What is required: Please copy out the lines in the entries that contain "println".

═══ Extracted information ═══

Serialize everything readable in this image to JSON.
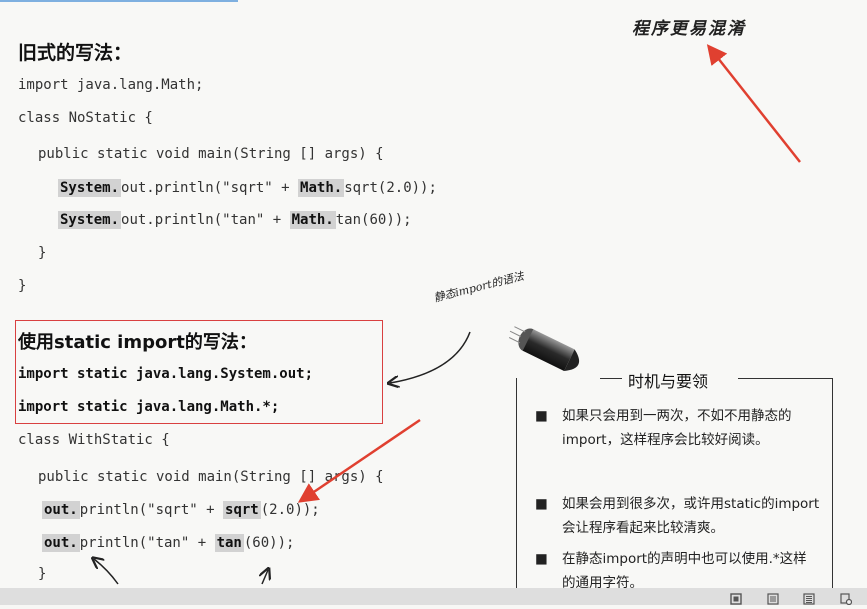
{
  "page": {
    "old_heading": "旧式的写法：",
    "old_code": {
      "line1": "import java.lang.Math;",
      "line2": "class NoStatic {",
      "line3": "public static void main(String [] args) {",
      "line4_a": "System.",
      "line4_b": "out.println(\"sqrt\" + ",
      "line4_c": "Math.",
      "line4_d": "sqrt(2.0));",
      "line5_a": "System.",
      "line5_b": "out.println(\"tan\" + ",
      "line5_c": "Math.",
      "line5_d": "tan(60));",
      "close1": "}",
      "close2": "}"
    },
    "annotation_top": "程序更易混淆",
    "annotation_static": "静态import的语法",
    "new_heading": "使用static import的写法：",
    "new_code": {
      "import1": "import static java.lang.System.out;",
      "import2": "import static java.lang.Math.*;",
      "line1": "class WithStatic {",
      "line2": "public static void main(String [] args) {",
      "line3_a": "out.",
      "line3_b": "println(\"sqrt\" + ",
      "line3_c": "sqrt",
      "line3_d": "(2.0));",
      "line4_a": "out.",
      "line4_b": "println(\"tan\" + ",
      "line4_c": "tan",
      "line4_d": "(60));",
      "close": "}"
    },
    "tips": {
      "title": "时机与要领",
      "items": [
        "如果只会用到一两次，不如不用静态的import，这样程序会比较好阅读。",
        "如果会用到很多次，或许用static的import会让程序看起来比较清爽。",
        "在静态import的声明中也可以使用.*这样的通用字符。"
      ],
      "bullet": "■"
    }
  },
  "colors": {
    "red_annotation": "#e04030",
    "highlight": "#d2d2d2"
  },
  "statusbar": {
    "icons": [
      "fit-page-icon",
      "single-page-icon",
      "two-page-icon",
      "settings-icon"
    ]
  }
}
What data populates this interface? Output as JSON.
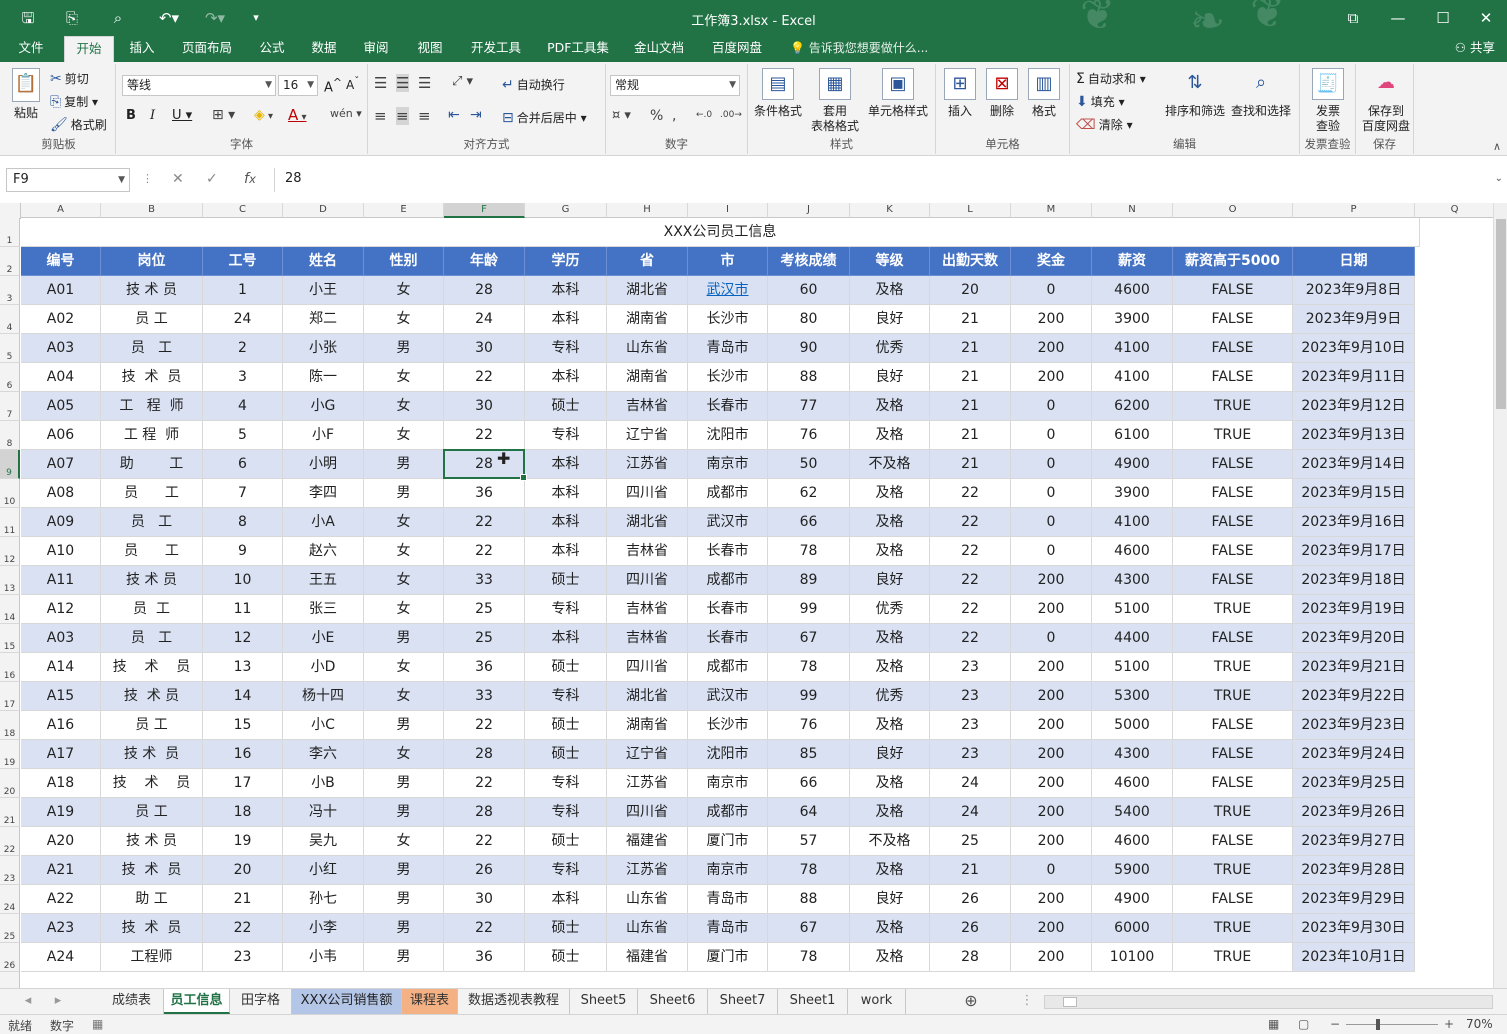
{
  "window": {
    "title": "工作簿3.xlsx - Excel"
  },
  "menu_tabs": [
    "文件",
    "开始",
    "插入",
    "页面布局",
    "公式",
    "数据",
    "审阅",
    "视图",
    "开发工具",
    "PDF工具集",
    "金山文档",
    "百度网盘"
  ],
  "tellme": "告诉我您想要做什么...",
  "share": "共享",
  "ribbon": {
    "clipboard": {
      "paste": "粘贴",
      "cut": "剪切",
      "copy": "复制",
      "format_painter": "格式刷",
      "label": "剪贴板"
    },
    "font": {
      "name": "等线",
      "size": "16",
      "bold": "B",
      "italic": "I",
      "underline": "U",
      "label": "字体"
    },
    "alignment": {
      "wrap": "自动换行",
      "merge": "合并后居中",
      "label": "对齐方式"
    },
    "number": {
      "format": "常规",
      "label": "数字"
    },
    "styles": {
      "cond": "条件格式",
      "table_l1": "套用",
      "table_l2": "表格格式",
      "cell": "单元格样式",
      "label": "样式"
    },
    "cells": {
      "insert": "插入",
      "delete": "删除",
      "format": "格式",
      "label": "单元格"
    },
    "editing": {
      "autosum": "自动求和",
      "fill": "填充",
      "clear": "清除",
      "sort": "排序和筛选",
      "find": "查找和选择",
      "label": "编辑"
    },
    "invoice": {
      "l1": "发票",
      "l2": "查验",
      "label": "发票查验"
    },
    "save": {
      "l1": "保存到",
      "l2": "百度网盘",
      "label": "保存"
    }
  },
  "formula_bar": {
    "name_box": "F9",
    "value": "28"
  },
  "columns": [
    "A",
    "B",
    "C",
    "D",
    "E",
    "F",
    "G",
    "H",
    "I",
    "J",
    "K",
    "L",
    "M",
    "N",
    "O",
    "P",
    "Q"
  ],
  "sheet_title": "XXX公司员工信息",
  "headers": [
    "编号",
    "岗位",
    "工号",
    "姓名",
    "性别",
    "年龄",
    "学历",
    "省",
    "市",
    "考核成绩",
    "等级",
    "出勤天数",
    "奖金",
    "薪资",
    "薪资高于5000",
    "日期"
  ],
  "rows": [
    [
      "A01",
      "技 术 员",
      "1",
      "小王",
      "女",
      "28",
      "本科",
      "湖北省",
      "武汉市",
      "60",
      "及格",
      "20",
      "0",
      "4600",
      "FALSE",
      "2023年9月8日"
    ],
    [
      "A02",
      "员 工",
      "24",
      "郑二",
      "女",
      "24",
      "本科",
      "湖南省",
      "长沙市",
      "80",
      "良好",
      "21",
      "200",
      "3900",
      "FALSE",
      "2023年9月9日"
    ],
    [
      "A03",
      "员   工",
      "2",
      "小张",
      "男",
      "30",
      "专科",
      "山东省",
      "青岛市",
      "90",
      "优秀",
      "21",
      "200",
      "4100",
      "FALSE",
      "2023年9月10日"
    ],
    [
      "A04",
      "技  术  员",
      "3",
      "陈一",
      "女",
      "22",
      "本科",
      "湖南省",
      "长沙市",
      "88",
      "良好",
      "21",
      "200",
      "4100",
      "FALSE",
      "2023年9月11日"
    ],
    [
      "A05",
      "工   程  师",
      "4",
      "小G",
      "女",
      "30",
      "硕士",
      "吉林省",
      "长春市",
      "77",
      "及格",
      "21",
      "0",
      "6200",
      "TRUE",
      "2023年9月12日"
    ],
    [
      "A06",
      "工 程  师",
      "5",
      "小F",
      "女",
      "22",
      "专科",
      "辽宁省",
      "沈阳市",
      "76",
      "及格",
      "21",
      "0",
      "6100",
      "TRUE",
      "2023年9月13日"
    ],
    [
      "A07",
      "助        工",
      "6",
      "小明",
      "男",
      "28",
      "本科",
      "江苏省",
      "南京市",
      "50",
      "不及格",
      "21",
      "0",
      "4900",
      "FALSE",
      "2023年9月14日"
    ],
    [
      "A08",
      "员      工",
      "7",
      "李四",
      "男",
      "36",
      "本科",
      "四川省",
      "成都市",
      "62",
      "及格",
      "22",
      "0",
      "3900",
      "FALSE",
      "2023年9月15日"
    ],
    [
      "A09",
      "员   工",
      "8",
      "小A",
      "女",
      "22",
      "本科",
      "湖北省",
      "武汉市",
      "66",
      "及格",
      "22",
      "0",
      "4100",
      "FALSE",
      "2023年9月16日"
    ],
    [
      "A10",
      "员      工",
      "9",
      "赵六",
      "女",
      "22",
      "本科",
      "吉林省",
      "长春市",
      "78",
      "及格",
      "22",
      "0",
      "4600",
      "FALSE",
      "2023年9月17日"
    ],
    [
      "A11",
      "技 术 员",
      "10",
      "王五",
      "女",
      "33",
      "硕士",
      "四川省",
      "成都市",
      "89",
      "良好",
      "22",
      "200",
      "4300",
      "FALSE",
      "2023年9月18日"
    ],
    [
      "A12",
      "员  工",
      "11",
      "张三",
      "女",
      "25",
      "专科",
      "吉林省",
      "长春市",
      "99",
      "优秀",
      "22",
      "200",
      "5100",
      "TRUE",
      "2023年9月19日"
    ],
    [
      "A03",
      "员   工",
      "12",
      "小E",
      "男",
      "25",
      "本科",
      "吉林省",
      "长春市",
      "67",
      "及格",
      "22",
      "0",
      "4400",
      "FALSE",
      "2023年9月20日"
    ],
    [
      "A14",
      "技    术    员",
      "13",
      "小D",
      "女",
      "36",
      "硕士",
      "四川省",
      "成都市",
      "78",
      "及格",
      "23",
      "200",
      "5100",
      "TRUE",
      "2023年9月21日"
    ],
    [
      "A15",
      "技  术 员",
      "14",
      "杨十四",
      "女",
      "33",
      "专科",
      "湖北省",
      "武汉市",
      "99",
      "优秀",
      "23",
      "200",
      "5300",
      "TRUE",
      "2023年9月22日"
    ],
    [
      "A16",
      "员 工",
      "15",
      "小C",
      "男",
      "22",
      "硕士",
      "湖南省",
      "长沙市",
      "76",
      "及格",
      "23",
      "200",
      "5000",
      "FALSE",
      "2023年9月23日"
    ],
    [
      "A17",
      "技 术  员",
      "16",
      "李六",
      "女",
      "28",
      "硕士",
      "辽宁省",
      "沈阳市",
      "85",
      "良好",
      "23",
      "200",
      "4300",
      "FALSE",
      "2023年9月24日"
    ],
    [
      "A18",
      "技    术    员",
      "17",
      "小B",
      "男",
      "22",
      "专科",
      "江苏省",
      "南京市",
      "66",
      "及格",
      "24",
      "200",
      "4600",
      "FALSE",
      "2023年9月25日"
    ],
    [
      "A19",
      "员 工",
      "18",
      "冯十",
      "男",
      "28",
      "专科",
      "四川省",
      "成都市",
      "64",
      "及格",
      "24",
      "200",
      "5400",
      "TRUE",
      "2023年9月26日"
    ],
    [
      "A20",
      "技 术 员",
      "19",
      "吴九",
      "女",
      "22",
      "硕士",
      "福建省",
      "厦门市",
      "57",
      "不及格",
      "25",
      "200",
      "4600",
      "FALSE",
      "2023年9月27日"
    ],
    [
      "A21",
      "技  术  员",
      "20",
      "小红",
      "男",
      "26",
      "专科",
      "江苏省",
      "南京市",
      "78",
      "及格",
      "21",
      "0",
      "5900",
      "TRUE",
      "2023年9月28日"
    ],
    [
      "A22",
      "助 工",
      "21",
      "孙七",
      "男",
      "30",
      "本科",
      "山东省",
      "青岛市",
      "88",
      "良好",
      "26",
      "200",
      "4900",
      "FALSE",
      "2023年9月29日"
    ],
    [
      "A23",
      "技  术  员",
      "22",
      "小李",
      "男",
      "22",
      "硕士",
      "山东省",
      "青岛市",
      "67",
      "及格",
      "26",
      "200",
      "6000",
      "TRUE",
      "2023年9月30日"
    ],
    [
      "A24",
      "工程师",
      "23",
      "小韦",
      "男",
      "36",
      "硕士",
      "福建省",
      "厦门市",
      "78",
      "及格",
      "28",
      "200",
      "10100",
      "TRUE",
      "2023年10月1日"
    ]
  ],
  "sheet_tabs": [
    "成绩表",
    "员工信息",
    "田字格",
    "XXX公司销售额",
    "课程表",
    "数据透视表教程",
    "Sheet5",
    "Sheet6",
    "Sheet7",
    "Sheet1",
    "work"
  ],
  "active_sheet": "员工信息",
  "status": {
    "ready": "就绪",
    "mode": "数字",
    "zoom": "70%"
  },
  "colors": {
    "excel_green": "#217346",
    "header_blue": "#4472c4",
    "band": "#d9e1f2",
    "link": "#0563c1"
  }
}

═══

Exercise output:
      "line4_b": "out.println(\"sqrt\" + ",
      "line5_b": "out.println(\"tan\" + ",
      "line3_b": "println(\"sqrt\" + ",
      "line4_b": "println(\"tan\" + ",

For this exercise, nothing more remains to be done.